Video gaming still a possibility in Clarendon Hills
Updated: October 1, 2012 6:23AM
Clarendon Hills — The Clarendon Hills Village Board is schedule to make a decision at its Sept. 17 meeting on whether it wants to allow video gaming in the village.
The discussion was prompted by an application to the state to put two video gaming machines at Tracy’s Tavern, 401 55th St. The application was made by business owner, Jack Tracy.
The Illinois Video Gaming Act, adopted in 2009 by state lawmakers, allows up to five video gambling machines in facilities with valid liquor licenses. The law is written so that communities not wanting video gambling must take action to prohibit it. If no such action is taken, video gambling is allowed by default.

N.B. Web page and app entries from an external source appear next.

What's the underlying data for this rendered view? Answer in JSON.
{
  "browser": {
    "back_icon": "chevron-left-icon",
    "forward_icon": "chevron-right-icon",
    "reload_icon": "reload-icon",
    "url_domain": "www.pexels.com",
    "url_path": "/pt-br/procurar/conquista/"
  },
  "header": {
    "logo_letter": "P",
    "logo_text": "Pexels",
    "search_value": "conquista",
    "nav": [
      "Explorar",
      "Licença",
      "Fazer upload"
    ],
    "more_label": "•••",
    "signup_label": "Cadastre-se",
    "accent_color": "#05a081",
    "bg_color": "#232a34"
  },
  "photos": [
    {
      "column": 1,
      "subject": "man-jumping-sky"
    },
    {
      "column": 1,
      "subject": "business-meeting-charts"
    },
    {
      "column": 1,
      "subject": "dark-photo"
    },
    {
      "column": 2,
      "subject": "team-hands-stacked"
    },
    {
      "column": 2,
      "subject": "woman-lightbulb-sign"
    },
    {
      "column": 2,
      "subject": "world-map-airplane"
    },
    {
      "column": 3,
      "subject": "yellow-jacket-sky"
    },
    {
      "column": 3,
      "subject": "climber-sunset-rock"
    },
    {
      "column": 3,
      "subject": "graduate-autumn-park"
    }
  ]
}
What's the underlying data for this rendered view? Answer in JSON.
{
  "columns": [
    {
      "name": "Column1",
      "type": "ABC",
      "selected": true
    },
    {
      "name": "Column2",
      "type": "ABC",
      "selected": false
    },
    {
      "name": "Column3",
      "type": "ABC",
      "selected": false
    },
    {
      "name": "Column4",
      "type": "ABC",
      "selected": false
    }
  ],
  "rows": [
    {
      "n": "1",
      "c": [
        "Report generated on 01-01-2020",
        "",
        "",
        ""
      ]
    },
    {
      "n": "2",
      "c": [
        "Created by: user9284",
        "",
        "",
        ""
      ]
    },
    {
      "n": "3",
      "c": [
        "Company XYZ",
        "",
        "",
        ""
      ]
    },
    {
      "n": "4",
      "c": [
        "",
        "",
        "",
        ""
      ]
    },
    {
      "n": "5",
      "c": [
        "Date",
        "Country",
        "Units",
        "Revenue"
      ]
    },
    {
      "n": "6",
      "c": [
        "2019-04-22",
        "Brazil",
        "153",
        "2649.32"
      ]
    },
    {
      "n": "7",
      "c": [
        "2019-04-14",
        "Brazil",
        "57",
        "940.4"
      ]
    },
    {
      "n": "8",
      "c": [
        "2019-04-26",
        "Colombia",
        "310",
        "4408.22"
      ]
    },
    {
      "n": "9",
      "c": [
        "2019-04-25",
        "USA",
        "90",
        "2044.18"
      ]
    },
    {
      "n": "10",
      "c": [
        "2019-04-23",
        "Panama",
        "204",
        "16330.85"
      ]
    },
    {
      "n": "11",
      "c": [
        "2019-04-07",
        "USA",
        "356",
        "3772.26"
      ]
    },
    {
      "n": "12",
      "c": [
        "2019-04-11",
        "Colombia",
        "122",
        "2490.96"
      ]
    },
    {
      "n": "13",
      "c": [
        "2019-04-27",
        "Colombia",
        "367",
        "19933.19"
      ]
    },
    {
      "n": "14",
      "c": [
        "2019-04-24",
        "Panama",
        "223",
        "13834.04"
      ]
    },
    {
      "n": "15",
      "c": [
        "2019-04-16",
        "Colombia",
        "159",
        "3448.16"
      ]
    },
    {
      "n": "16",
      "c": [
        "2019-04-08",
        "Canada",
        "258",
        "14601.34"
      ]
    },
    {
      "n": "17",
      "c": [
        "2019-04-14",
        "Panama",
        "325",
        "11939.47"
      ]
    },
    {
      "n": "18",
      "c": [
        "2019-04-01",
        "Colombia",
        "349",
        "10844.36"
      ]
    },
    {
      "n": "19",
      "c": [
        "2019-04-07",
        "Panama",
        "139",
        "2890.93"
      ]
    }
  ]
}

Trustees Ed Reid, Paul Pedersen, and Mary Williams have continued to be very outspoken against allowing video gambling in Clarendon Hills. However, trustees Steve Wallace and Paul Flood said Aug. 20 that they would be OK with giving video gaming a chance, noting that a decision to allow it could be changed by trustees at any time. Village President Tom Karaba, who only would vote on the issue if there is a deadlock among the six trustees, also said he would be in favor of allowing video gaming.
“Gambling is a social problem; our general assembly is trying to balance the budget on the backs of gamblers,” he said. “I think this is inconsequential; I would vote for it.”
Tracy said he was interested in adding video gambling as a way to increase revenue.
“If it becomes a problem, I wouldn’t want it,” he said.
Village Manager Randy Recklaus said nine businesses in the village have liquor licenses that would make them eligible to have video gambling machines if they are not prohibited by local ordinance.
When Clarendon Hills officials asked residents in a 2010 community survey if they favored video gaming bring allowed in the village the results were overwhelmingly against the measure: 72 percent voted no, about 14 percent voted yes, and about 14 percent stated they had no opinion.